Since its official launch on December 8th in 2017, Broccoli, an international magazine by and for women who love cannabis has become hugely successful. It is the first and only magazine that is dedicated to stoner culture through the lens of contemporary art, fashion and culture.
Recently, the gracious Anja Charbonneau, Founder of Broccoli agreed to be interviewed by Another Blog. Here is what we talked about.
AC: Living in a state** where cannabis is legal, I was seeing a lot of sophistication coming from new brands and dispensaries, but I didn’t see a magazine that mirrored this progress when it comes to design and editorial direction. Most of the existing magazines are very industry-focused and speak to a male audience, largely ignoring the huge community of women who are more casual consumers. We’re putting a new spin on cannabis by focusing on art, culture and fashion, and by giving the magazine an art-forward and design-driven treatment.
CH: You have a fabulous team of women on staff, how did you all agree to do this and how long did it take to produce the first issue?
AC: There are six of us working on Broccoli now, and I was lucky enough to start with two of my former colleagues from Kinfolk. We already knew each other really well, which provided a strong and familiar foundation for the project. The production of the first issue took around six months, and was a fun period of experimentation and creative energy. Working with such talented women is extremely motivating and rewarding.
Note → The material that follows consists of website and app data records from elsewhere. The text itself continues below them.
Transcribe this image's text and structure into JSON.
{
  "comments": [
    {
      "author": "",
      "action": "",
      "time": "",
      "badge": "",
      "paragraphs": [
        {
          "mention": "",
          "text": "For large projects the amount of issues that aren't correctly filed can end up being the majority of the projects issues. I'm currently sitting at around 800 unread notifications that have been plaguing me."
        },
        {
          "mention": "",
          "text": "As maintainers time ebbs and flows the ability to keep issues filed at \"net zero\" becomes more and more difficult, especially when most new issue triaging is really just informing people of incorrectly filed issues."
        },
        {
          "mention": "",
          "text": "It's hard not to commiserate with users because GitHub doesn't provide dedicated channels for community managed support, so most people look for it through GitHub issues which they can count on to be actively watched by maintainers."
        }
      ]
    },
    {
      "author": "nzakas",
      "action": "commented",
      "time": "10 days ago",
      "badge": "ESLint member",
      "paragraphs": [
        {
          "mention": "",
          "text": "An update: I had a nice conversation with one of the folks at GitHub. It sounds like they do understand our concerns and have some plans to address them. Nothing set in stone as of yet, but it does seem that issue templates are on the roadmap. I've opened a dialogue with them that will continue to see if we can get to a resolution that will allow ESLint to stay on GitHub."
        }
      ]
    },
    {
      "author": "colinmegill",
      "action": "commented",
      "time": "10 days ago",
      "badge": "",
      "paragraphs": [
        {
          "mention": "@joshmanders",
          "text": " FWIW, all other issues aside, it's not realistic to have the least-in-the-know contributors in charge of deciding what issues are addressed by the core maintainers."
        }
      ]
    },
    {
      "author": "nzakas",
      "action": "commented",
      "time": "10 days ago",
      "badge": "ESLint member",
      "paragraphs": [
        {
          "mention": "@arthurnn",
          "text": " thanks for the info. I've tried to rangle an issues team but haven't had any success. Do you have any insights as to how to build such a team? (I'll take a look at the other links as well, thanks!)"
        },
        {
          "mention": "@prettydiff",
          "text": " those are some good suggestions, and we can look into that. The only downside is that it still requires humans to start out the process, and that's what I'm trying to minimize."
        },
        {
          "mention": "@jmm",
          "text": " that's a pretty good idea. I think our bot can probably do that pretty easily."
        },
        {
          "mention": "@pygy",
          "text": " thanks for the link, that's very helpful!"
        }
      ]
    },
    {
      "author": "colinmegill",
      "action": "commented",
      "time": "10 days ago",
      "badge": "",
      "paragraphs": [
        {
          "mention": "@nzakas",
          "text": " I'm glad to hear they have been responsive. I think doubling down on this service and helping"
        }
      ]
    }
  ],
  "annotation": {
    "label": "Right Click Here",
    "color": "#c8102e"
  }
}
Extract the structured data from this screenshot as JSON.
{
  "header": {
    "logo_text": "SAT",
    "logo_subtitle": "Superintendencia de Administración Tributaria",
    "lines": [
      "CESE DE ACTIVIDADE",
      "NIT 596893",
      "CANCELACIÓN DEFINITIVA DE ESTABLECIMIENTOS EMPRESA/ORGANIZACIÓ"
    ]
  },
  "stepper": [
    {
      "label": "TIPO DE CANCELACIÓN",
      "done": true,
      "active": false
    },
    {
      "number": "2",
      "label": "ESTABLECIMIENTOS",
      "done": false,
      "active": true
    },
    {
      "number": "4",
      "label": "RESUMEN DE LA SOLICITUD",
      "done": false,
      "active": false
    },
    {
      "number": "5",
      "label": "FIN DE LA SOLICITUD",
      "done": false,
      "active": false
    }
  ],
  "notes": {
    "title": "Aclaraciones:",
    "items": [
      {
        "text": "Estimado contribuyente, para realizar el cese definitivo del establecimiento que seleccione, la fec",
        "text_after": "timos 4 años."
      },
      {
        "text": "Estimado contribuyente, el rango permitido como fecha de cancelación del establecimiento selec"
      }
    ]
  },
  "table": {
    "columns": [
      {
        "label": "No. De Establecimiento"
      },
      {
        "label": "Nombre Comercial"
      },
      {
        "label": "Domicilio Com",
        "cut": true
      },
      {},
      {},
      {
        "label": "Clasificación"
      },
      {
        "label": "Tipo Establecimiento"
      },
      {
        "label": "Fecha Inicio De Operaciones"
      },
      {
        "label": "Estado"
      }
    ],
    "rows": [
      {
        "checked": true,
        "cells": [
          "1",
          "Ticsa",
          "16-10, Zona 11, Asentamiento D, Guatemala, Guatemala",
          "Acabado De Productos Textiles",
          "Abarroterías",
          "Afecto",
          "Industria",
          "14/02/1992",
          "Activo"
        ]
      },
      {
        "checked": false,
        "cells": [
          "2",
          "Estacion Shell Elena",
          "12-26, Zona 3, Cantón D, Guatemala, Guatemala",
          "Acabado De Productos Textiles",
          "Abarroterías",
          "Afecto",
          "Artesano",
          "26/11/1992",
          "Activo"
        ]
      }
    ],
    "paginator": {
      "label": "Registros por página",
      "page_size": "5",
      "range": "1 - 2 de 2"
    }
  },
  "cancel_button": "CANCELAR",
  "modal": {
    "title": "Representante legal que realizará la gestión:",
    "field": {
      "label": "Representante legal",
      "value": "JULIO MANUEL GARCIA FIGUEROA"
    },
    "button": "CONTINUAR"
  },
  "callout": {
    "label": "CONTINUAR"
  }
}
CH: I find this idea of dedicating a magazine to cannabis pleasantly surprising and enlightening. In the sense, it is a subject we all love to hear about but afraid to talk about openly. What is your opinion on this?
AC: This is a big part of why we’re making the magazine, because it helps normalize cannabis. Broccoli is acting as a catalyst for starting conversations about weed, and open discussion is such an important part of making people feel comfortable with a taboo subject. The visual side is equally important, which is also why ceramicists are making stylish, modern pipes. If the visual language and presentation of cannabis fits more seamlessly into people’s lives, they’ll be more likely to be comfortable with it as a part of who they are.
CH: Broccoli has very attractive editorials. You’ve chosen images that integrate contemporary art, design, music and science, printed with articles featuring interesting people doing very creative projects with marijuana. What is the editorial process like?
AC: We have so much fun with our editorial direction. Cannabis touches so many creative parts of life and it gives us a very wide scope of topics to discuss. We also talk a lot about our editorial policies, like being extremely cautious about making scientific claims unless they can be backed up. Cannabis research is still very underdeveloped due to the fact that it’s still federally illegal in the US, so we’re careful to only present facts, and to draw a clear line between what’s anecdotally true or a personal experience, versus what has been undeniably proven. The research is constantly developing, which is exciting and keeps us engaged on the scientific side of things.
CH: Why is this magazine free? From my experience, other art and fashion magazines of elaborately produced content normally cost as much as a book.
AC: Broccoli is free because we believe that cannabis media should be accessible. If we want to change minds, we can’t put a barrier to entry on the project. Most of our readers order the magazine from our website, so they do have to pay a shipping fee (unfortunately there’s no way around that!) but we also work with retailers around the world who carry the magazine. They tend to move really quickly from the shops, it’s a bit of a mad dash for Broccoli when they land.
CH: Please give me some of the highlights in issue no.02?
AC: Our second issue features women doing compelling work in the industry, from the activist Donisha Prendergast (who is also Bob Marley’s granddaughter) to the lawyer Lauren Rudick, who is currently suing the US government on behalf of several clients for cannabis rights. We’ve got a fantasy trip to a Japanese love hotel, psychedelic bugs, and a roundup of music to play for your plants.
CH: Are there any Broccoli events and parties coming up?
AC: We’ll be participating in The Future of Cannabis is Now in Portland (The Future of Cannabis Is Now: Toke Talks 2.0) on March 16th, and we’re planning a party for LA at the end of March, details to be announced!
CH: Finally, I’ve noticed that you included photo-collages of cats with cannabis plants in the current issue. Are you a cat person? Any chance of featuring dogs and cannabis?
AC: I am a major cat person, but we definitely want to talk more about pets in future issues. A lot of pet owners are experimenting with giving CBD to their animals as treatment for various ailments, and that could be an interesting topic to explore. You can definitely expect more animals in Broccoli, even if it’s just showcasing beautiful animals that are fun to look at if you’re stoned.
CH: For sure, I totally agree. Thank you.
You can also read my review of this magazine in an article published here last month.
*CH is my own name initial.
**The magazine is based out of West Coast.